Among the entries below, find each line holding "glass" and return it.

-- Records shown follows --

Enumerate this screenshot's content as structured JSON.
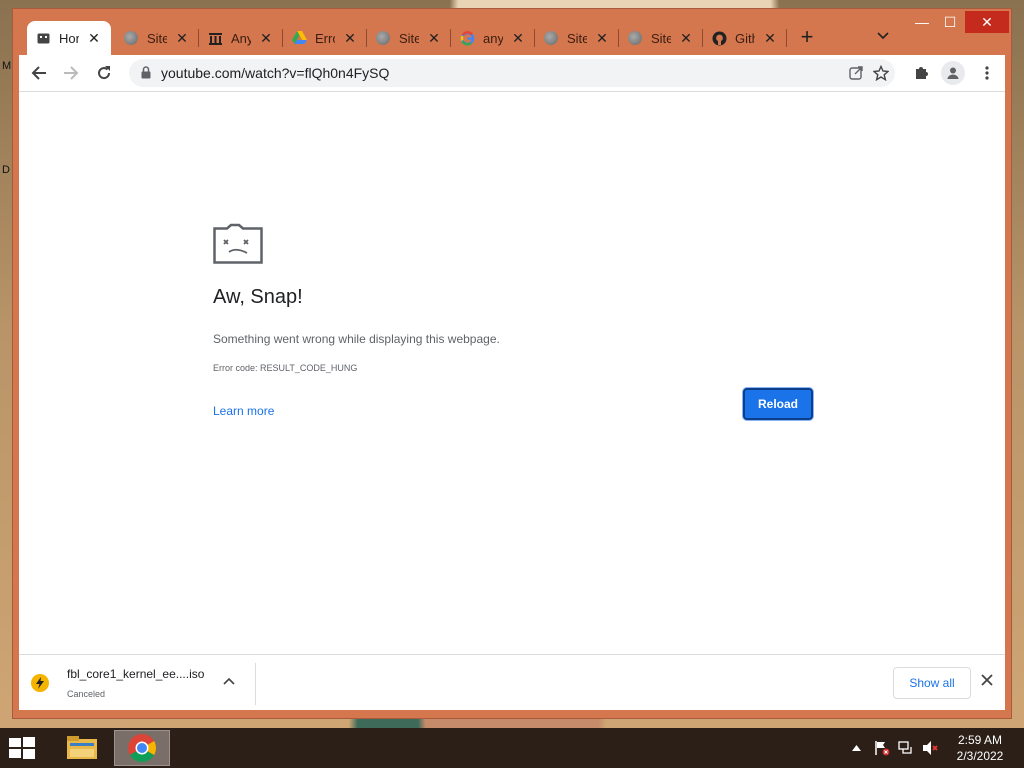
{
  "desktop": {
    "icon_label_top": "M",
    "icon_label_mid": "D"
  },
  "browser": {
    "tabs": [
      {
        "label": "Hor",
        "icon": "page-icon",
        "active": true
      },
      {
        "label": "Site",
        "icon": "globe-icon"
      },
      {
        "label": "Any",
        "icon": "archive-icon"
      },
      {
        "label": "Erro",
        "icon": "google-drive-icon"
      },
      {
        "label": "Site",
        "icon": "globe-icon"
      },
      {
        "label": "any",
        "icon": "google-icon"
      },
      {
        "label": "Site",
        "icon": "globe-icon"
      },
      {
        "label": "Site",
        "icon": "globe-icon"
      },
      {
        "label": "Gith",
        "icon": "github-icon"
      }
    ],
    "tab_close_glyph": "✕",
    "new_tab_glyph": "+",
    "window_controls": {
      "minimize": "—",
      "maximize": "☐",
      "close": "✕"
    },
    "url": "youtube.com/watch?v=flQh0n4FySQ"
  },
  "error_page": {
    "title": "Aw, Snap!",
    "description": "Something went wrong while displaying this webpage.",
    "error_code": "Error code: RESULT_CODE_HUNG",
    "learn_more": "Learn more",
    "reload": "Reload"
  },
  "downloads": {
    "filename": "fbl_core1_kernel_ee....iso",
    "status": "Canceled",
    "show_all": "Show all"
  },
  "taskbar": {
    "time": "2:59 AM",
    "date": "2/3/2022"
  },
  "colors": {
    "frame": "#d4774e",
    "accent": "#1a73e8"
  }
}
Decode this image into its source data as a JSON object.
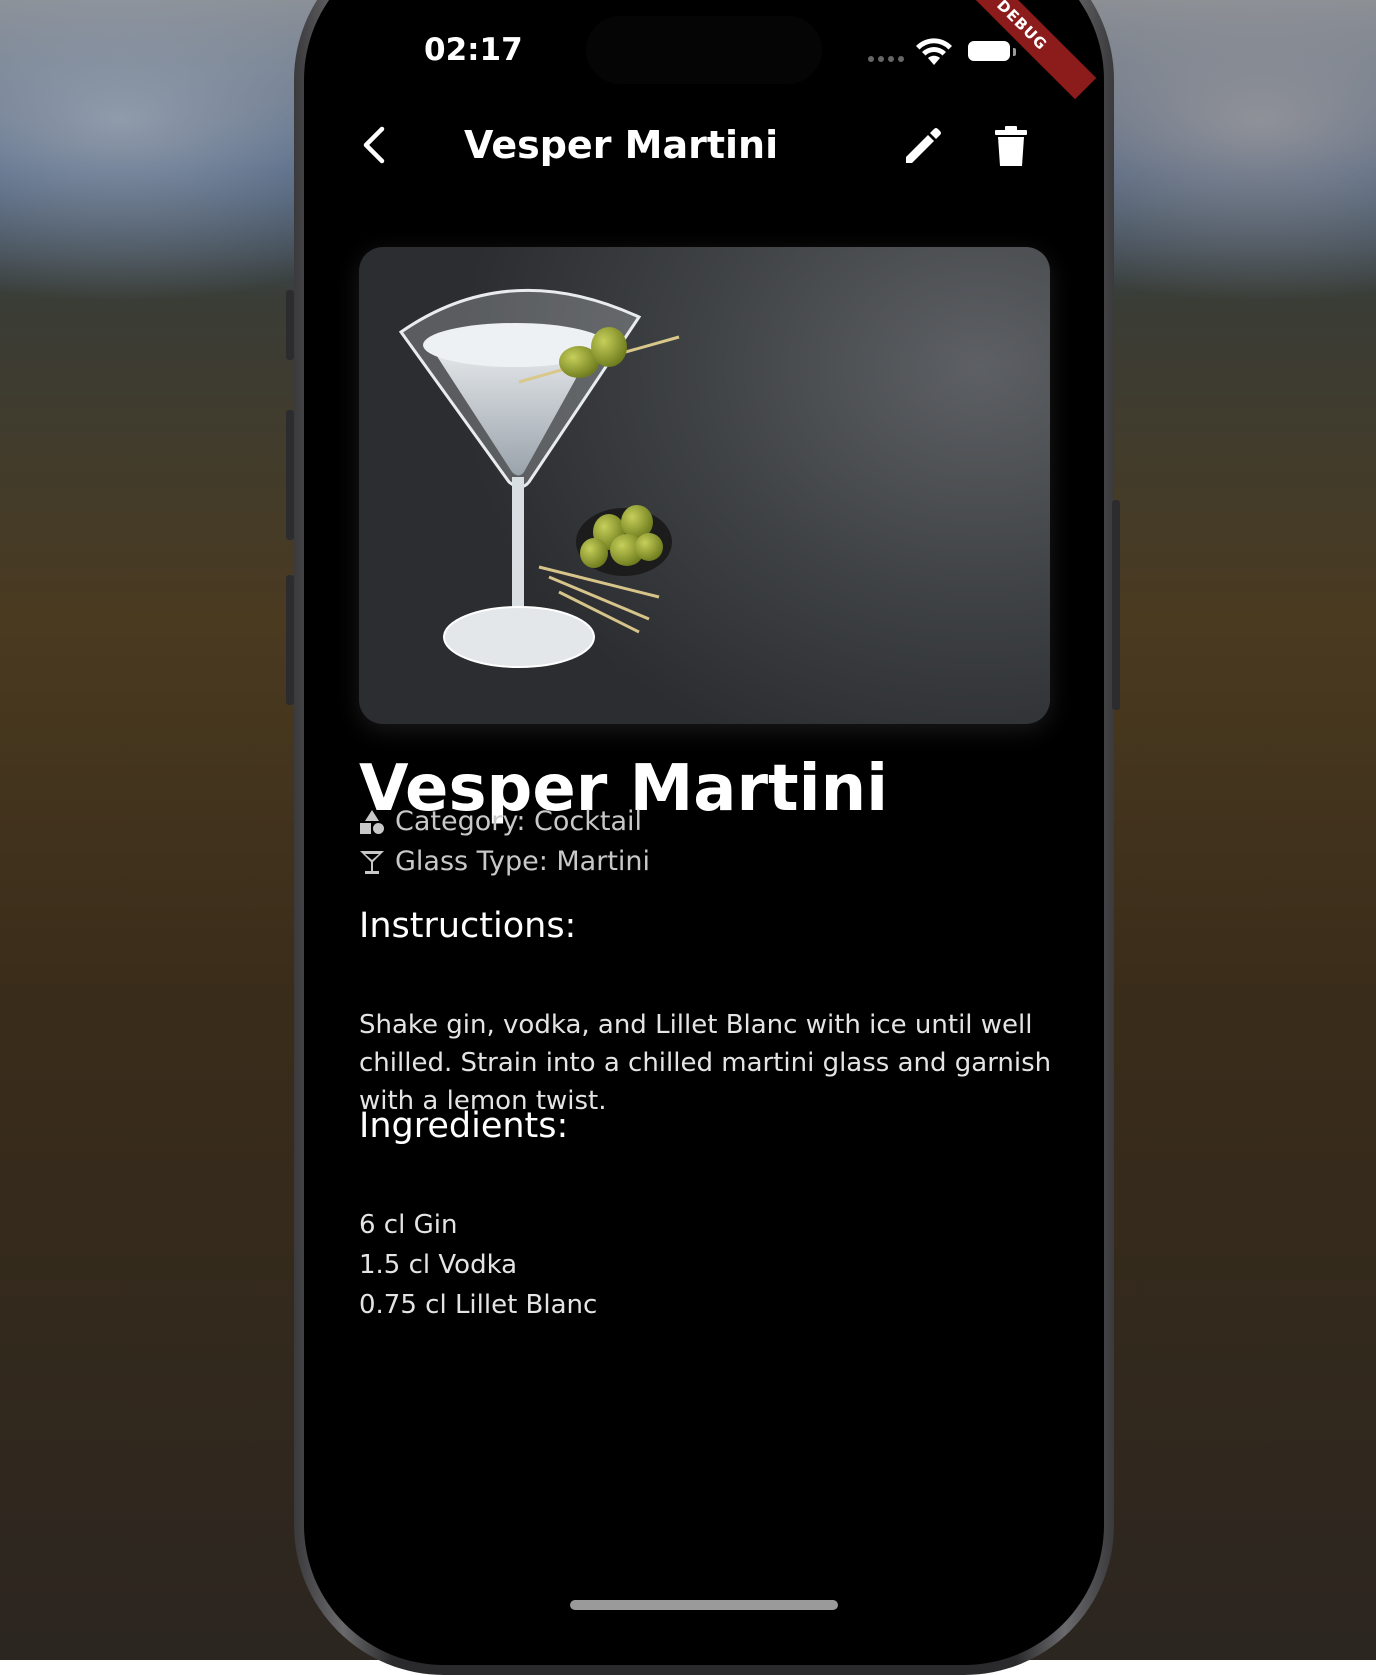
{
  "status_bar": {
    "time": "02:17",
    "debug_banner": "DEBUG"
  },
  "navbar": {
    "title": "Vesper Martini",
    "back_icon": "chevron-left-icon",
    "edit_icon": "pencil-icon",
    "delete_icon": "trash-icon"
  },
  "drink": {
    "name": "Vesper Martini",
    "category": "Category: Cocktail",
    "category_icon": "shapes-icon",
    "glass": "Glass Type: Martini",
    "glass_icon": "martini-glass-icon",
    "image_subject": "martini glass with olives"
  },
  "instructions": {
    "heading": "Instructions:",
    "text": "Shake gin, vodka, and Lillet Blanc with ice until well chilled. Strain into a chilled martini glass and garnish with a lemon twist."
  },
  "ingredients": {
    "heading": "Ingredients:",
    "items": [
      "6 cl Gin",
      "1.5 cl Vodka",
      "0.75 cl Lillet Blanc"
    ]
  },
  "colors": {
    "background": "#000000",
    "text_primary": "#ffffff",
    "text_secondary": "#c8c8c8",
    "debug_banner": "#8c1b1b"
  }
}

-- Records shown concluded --
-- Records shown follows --

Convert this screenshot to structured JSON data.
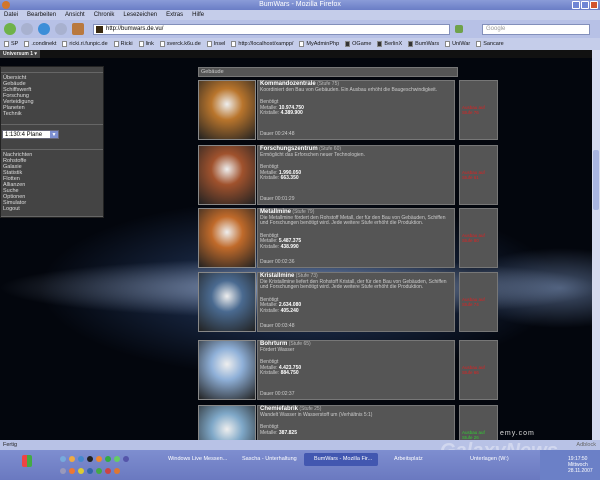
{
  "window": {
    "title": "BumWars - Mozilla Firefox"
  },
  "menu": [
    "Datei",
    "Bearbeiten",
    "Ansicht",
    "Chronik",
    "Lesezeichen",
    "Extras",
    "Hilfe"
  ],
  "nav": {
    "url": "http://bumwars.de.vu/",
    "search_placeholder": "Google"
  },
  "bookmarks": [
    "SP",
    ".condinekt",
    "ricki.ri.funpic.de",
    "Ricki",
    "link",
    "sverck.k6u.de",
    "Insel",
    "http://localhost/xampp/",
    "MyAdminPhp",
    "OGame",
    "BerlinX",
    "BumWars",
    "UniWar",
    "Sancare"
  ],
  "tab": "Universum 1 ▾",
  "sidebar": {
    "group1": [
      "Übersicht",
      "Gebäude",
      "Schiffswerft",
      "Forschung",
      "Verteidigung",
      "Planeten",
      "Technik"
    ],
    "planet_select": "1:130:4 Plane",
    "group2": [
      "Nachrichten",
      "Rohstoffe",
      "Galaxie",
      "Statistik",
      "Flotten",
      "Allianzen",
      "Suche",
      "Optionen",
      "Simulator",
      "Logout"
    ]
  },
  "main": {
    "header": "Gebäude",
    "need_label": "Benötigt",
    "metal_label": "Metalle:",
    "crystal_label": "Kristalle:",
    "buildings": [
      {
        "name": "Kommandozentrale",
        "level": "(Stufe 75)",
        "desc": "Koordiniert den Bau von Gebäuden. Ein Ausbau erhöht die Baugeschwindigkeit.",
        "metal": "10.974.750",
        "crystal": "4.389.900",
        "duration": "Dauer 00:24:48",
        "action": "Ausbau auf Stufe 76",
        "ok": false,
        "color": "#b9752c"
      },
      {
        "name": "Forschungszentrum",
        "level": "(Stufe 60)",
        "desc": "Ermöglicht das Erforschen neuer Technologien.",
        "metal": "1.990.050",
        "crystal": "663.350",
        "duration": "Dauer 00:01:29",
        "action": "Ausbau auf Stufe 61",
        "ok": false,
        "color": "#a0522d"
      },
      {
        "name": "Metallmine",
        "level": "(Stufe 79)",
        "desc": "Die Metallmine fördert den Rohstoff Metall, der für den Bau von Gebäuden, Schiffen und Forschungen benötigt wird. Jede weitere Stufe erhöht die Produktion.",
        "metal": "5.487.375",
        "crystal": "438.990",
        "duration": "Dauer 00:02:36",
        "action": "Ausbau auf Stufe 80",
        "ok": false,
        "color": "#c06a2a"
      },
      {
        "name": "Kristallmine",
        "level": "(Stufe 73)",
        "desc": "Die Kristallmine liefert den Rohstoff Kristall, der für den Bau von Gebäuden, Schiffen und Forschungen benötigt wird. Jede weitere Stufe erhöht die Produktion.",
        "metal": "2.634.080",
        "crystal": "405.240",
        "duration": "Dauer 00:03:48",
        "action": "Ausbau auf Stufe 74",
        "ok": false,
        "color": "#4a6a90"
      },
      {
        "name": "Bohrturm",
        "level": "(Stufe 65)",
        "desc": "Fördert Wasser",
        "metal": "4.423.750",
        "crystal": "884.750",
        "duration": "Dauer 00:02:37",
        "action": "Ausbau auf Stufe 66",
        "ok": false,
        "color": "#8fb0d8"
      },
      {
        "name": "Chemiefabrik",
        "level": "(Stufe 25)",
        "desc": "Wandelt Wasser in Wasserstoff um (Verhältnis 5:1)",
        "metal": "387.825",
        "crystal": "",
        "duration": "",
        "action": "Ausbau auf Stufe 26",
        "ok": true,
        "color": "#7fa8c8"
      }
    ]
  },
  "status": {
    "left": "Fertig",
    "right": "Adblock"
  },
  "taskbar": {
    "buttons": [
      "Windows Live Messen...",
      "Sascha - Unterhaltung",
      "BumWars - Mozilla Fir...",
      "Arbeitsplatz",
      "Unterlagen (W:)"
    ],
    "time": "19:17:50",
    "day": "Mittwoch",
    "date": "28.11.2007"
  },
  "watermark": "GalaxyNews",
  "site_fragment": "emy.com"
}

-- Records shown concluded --

Answer to this exercise –
    "glass": "Glass Type: Martini",
    "glass_icon": "martini-glass-icon",
    "image_subject": "martini glass with olives"
    "text": "Shake gin, vodka, and Lillet Blanc with ice until well chilled. Strain into a chilled martini glass and garnish with a lemon twist."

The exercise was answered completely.